Lesson Six: It will come sooner or later
Some people have the great fortune to make it far in life before a major loss. If you are one of those people, it would be in your best interest to consider that, eventually, it will happen to you. Life can change in an instant. A single moment and then you look at life as Before and After. As we are all born, we all die. It would be wonderful if every high school included a class on death, dying and grief. We prepare for the job force, for SATs, for driver’s license tests, yet there is little preparation for the milestones in life: marriage, parenting and death. Know that sooner or later it will be in your personal sphere.
The lesson here is to expect grief and learn strategies now to help move through grief with grace later. The circumstances of our world have brought grief experience to many much sooner than life before might have. There are good resources to help cope and seeking help is a sign of strength not weakness.
Lesson Seven: Time is a funny thing
Time is a strange concept. Who came up with our 24 hour day, 12 month calendar, daylight savings time? Is time even a real thing? Have you ever been so involved in something that time seems to have passed at the speed of light? Or perhaps it has felt like time had all but stopped? Grief and time are frenemies. Yes, it is true that time does heal yet we still yearn to go back in time. Time will pass so swiftly you will realize it has been three or five or ten years since the loss that changed you, but it feels like yesterday. We mark our history by the milestones of both joy and loss. Time is also a way to remember. The first year is the hardest. The first holidays, birthdays, anniversaries. The date when an accident happened, a diagnosis was made, a funeral held. The first year is so hard. Yet we must remember those we’ve lost. Celebrate their birthdays. Tell stories. Look at photos. Laugh and smile at those precious memories, even through your tears.
The lesson here is to remember time will pass and we honestly have no control over how it chooses to do so. The wounds your heart has sustained will heal though scars will form.
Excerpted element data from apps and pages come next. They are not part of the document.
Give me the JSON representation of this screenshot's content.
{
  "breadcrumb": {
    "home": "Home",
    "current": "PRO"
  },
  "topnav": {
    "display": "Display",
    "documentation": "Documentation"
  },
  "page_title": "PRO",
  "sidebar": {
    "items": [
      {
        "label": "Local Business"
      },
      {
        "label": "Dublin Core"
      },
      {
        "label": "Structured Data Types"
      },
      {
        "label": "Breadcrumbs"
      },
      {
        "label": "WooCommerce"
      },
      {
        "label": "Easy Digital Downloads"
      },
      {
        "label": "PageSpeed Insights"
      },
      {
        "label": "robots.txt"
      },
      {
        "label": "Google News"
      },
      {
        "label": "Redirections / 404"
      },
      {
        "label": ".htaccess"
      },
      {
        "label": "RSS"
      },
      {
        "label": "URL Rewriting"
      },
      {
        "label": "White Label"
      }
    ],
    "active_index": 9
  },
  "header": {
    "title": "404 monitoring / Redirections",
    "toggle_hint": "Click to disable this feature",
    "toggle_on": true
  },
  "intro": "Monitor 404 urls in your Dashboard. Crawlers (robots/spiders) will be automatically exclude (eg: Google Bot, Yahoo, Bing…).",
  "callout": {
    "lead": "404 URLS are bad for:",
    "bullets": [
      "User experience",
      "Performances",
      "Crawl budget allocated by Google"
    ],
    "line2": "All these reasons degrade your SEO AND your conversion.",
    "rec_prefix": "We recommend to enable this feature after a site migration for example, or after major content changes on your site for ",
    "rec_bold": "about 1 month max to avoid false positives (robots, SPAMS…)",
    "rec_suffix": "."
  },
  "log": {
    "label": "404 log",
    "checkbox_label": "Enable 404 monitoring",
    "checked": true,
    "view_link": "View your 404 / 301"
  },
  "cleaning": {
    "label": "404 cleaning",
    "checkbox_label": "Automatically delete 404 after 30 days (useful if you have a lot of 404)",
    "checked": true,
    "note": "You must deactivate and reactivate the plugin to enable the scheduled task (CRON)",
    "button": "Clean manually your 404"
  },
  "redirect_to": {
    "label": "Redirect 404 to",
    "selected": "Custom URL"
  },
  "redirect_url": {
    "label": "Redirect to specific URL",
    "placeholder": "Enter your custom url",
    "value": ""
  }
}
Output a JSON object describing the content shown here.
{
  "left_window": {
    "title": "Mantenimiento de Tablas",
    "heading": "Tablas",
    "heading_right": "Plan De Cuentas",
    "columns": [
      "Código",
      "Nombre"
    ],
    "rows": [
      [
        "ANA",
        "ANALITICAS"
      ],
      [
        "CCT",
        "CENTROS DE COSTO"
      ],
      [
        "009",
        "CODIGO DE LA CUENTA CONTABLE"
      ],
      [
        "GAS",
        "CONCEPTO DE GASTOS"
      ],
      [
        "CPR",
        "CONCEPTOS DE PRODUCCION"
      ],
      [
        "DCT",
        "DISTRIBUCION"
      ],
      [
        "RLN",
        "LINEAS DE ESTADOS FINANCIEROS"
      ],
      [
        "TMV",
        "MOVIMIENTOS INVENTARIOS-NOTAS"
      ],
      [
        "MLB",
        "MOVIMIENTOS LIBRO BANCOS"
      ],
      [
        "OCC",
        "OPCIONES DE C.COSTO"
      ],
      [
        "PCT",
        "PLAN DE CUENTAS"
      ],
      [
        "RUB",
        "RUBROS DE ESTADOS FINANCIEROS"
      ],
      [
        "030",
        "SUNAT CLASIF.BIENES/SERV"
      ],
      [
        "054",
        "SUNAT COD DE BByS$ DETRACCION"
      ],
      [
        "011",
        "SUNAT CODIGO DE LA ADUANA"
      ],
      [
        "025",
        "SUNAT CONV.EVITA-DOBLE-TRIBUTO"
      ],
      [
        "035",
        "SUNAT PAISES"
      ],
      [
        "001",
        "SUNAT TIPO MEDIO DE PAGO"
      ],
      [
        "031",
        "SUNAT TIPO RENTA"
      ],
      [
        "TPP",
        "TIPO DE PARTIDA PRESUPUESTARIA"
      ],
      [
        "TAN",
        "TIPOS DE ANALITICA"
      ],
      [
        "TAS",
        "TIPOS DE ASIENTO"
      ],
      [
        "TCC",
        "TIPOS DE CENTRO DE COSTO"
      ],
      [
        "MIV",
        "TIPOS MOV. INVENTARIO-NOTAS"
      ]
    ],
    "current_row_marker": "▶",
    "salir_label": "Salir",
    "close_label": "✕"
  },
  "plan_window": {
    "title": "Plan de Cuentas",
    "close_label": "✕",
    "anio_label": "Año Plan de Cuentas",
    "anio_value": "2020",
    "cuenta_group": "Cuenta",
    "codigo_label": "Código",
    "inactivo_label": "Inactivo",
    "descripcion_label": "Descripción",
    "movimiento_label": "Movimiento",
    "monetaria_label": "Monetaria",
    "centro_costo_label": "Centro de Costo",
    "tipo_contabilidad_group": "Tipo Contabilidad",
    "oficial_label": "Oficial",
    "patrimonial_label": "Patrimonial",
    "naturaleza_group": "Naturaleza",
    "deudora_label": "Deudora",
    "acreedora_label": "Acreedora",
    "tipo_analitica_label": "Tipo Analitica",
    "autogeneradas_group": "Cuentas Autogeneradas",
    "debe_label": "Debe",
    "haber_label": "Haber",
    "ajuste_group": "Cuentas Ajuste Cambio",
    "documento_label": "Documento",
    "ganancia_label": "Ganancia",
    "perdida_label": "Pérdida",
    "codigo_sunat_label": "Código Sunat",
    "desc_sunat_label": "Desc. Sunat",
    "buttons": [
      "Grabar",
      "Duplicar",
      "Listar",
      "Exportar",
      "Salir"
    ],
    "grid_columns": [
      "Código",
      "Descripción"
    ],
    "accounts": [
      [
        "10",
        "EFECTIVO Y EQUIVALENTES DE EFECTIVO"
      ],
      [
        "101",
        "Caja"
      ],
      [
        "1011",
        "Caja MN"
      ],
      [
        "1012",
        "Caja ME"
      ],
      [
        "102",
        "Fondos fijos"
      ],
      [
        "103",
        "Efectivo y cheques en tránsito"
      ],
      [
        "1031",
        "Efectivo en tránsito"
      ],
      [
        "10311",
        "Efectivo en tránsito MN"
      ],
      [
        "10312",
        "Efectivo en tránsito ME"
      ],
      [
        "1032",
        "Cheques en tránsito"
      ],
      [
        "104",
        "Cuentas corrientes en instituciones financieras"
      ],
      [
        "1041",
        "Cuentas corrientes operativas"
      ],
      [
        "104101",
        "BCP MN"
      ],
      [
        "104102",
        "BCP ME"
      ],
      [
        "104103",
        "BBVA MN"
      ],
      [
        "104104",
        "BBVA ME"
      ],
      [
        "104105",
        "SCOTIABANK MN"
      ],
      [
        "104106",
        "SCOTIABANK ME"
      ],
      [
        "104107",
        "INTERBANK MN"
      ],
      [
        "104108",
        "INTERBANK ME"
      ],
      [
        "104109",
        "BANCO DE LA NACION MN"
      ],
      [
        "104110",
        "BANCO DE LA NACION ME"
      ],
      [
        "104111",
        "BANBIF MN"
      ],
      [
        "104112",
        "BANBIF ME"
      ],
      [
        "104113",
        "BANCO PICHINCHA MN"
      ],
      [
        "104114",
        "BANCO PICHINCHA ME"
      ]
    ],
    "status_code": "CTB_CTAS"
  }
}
Consider that time stops for no man, so live your best life. Today is really the only thing we have. Yesterday is gone and tomorrow is not promised. Be present. And take the time to remember those who have gone before us.
Lesson Eight: Mortality
At some point when we may be only waist deep in the depths of grief instead of struggling to keep our head above water we suddenly begin to realize that we ourselves one day will be on the other side of grief. Someday we will be the one others are grieving. Mortality. We all know part of the circle of life is death; that the time comes for everyone. We know this vaguely, we see it from the corner of our eye, in the distance, somewhere, someday. When you are faced with the death of another, however, that personal idea of mortality comes into bright, sharp focus. Looking at our own mortality could bring us to our knees; instead allow it to bring you to joy. We are all somewhere in line for when our time comes and we have no idea how close or far we are from the head of the queue. Embrace this truth and don’t sweat the small stuff.
The lesson here is that life is precious, even with grief, despite grief, maybe even because of grief. Rather than mourn our own death seize the day every day. Live so that when the time does come you will have fewer regrets, far more happy memories, and a sense of peace.
Grief is a reflection of the love we may have had for a person or pet; the significance of a relationship; the value of our work; the meaningfulness of a home. Great grief mirrors great love. Loss and grief are the risks we take when we live life to the fullest. If we are fearful and play it safe then we lose the sweetness of life and our very purpose for being here. I promise you that grief does get better, that you can find your way, not back to your old life, but to a new life.